The global climate crisis has a silver lining for Russia at least. Over the next two or three decades large swathes of Russia’s frozen northern regions will become warm enough to grow crops, according to the Natural Resources and Environment Minister Alexander Kozlov.
As bne IntelliNews reported, Russia’s permafrost is melting and temperatures in the Far North are rising two and half times faster than elsewhere in the world. That is bad news for the dozen cities located there since Soviet times that focus on extracting raw materials, and will cause hundreds of billions of dollars of damage, according to a series of studies, but it will also raise temperatures for farmers.
Currently the strip of land in the southern part of Russia’s border region with China is only marginally farmable and little agriculture goes on there, but within a short time this land will start to become productive.
And the negative consequences of rising temperatures are already hitting countries further to the south; Ukraine suffered a poor harvest in 2020 due to widespread droughts, whereas Russia’s fertile “black earth” adjacent regions slightly further to the north were unaffected and had the second-biggest harvest on record, yielding 131mn tonnes of grain.
As Siberia warms it will be able to produce all the straw cereals – wheat, barley, triticale, rye, etc., but also feed corn, grain corn and even soybeans, by the end of the century. With several harvests per year. Russia’s grain potential could jump from 100-150mn tonnes of grain per year today to 1bn tpy in 2080, according to experts.
Ukraine is expecting to see its problems with the warming climate increase as temperatures continue to rise and its crop yields will be negatively affected as the problems get worse. For Russia, its agriculture can simply continue to move north.
About two thirds (60-65%) of Russia’s territory is covered by permafrost, mostly located in central and the upper right-hand corner of the country.
Currently the average temperature of the frozen ground is -3C and experts believed that this was rising by about one degree per decade, although more recently they have been alarmed as the rate of the temperature rise has doubled in pace in some regions.
In an interview with the RBC news website, Kozlov said the government needs to learn how to “manage what is currently happening” with these rapid ecological changes.
“All such regions realise what will happen to them in 20-30 years: They will cease to be a northern region and will suddenly become agricultural,” he told RBC as cited by the Moscow Times.
Russia has been criticised for dragging its heels and, as bne IntelliNews reported in the “Cost of carbon in Russia”, while it has signed off on the Paris Accords, it has set itself a low bar by promising to reduce its greenhouse gas (GHG) emission levels to those of 1990, the end of the Soviet Union, which it already almost meets, rather than those of 2005 which is the Paris Accord norm and which would mean Russia would have to make much bigger cuts.
So far, any environmental action that has been taken has been led by Russia’s biggest companies, which were spurred into action after the Norwegian state pension fund banned investments into Russian companies with bad environmental, social and governance (ESG) scores.
That has started to change more recently as the government wakes up to the dangers after a string of environmental disasters last year, and it has begun to take concrete action.

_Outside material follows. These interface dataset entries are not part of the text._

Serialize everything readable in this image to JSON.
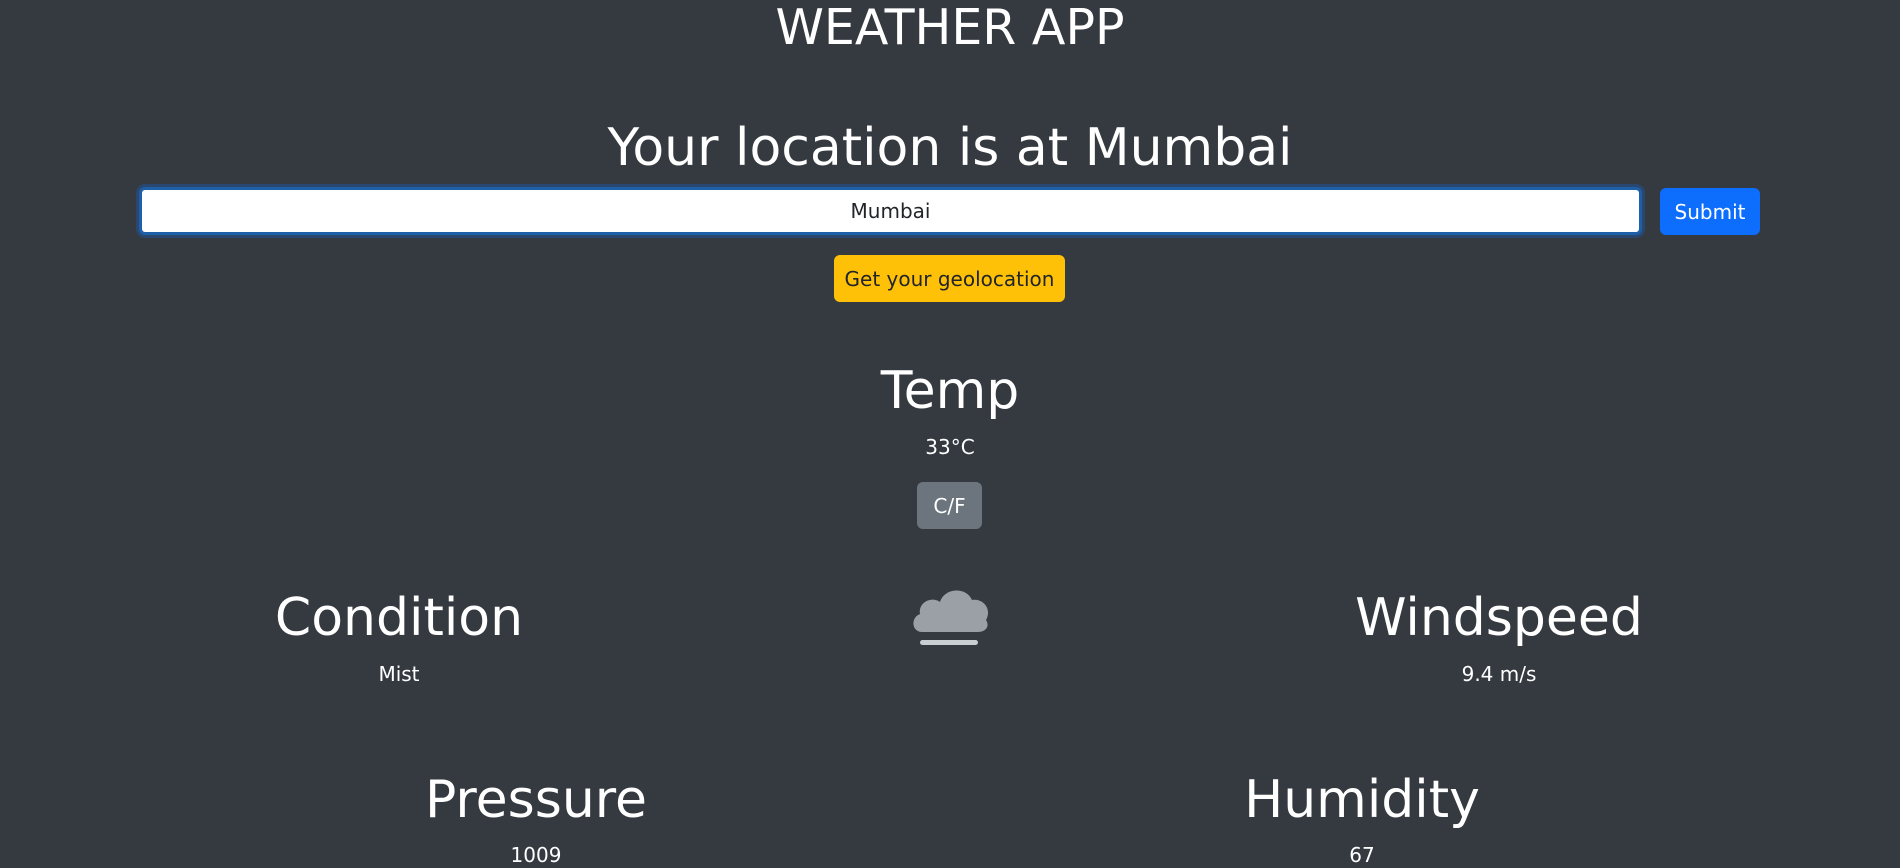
{
  "app": {
    "title": "WEATHER APP",
    "location_heading": "Your location is at Mumbai"
  },
  "search": {
    "value": "Mumbai",
    "submit_label": "Submit",
    "geolocation_label": "Get your geolocation"
  },
  "temperature": {
    "label": "Temp",
    "value": "33°C",
    "toggle_label": "C/F"
  },
  "condition": {
    "label": "Condition",
    "value": "Mist",
    "icon": "mist-cloud-icon"
  },
  "windspeed": {
    "label": "Windspeed",
    "value": "9.4 m/s"
  },
  "pressure": {
    "label": "Pressure",
    "value": "1009"
  },
  "humidity": {
    "label": "Humidity",
    "value": "67"
  },
  "colors": {
    "background": "#343a40",
    "primary": "#0d6efd",
    "warning": "#ffc107",
    "secondary": "#6c757d"
  }
}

New agricultural land
Although climate change may make new land available for agriculture, it will also lead to a more “nervous climate” in which unstable weather conditions will become the norm, said Alexander Kokorin, a climate scientist from WWF Russia.
“Global warming isn’t some ‘monotonous gradual process, allowing pineapples to grow in Siberia.’ It is a combination of two or three dozen different effects,” Kokorin told the 19rus.info news website last Tuesday.
And Russia’s black earth region has not escaped entirely from the problems Ukraine is already facing, as some arable land is facing “desertification”, which experts at the Institute of Geography also link to the climate crisis.
In addition to the problems agriculture is beginning to face, the Russian government, along with all the governments in eastern Europe, has had an additional impetus to take action by the European Union (EU) “green deal” that is due to come into force next year. The EU is a major trade partner for all of the countries in Central and Eastern Europe (CEE) but from 2022 the EU plans to introduce a green duty that will be applicable to any “dirty” product that has been produced using emission-heavy inputs, especially energy. That will put a big dent in bottom lines and governments and companies are currently scrambling to re-engineer themselves to reduce the impact.
As part of these new measures the Russian government introduced its first carbon charge on the island of Sakhalin at the start of this year in a pilot scheme that prices carbon at $50 per tonne – a relatively high level compared to what carbon pricing costs have been suggested by other countries in the region – that could be rolled out across the whole country.
Putin has in the past downplayed the risks of climate change, saying that global warming might not be that bad and Russians, who can “spend less on fur coats.” But Putin has changed his tune now and highlighted the Sakhalin scheme during his participation in a climate summit organised by US President Joe Biden in April and reaffirmed Russia’s commitment to fighting climate change. The Russian president has latched on to the climate issues partly because the problems are palpable now and partly because it provides useful geopolitical leverage in Russia’s fraught relations with the West.